_Input for this task_:
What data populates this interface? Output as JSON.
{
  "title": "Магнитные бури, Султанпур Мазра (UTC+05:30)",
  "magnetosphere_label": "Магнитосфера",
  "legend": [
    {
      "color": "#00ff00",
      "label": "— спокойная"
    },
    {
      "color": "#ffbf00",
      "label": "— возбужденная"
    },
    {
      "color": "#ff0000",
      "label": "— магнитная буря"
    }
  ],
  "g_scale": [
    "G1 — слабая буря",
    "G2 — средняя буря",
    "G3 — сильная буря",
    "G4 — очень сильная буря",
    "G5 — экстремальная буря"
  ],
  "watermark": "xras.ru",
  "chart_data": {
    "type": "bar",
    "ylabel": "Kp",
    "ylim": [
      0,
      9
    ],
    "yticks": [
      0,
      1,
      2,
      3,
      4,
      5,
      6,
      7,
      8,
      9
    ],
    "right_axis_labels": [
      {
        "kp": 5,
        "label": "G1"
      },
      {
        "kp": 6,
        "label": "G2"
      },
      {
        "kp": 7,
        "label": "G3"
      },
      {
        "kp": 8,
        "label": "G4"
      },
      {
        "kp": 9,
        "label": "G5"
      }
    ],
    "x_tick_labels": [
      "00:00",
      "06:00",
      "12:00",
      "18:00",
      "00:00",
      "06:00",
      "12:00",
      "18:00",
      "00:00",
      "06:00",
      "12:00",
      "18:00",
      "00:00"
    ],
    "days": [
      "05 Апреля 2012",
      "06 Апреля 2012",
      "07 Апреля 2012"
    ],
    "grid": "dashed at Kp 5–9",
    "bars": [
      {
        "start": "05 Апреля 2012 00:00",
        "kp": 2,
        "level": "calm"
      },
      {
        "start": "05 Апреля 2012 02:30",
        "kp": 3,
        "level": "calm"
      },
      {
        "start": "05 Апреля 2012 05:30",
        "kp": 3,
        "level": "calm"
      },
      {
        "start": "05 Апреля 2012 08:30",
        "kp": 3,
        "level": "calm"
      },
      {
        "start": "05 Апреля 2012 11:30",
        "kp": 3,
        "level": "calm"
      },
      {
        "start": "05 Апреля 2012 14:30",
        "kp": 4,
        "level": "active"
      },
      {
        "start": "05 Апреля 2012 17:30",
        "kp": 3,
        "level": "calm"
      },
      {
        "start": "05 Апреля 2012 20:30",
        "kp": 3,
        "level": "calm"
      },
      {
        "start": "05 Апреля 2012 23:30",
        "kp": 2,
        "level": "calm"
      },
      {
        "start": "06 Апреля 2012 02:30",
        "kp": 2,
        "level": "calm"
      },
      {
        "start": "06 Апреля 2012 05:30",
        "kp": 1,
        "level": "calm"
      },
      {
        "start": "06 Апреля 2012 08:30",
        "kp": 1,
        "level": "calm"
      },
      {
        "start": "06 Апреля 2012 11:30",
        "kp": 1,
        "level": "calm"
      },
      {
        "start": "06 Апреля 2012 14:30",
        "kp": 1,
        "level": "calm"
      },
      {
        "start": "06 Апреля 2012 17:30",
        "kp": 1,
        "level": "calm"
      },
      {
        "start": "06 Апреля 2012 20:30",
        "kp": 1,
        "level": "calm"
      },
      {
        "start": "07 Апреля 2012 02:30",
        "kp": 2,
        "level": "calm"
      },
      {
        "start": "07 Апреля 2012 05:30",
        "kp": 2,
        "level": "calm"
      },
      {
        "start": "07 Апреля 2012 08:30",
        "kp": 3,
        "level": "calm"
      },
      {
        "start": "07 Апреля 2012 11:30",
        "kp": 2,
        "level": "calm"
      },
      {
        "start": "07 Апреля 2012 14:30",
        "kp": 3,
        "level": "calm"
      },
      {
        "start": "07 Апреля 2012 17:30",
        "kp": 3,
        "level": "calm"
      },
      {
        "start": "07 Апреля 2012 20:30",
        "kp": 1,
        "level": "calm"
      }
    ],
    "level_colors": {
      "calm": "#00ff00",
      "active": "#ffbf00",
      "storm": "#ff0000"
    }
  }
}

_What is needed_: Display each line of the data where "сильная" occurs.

_Result below_:
    "G3 — сильная буря",
    "G4 — очень сильная буря",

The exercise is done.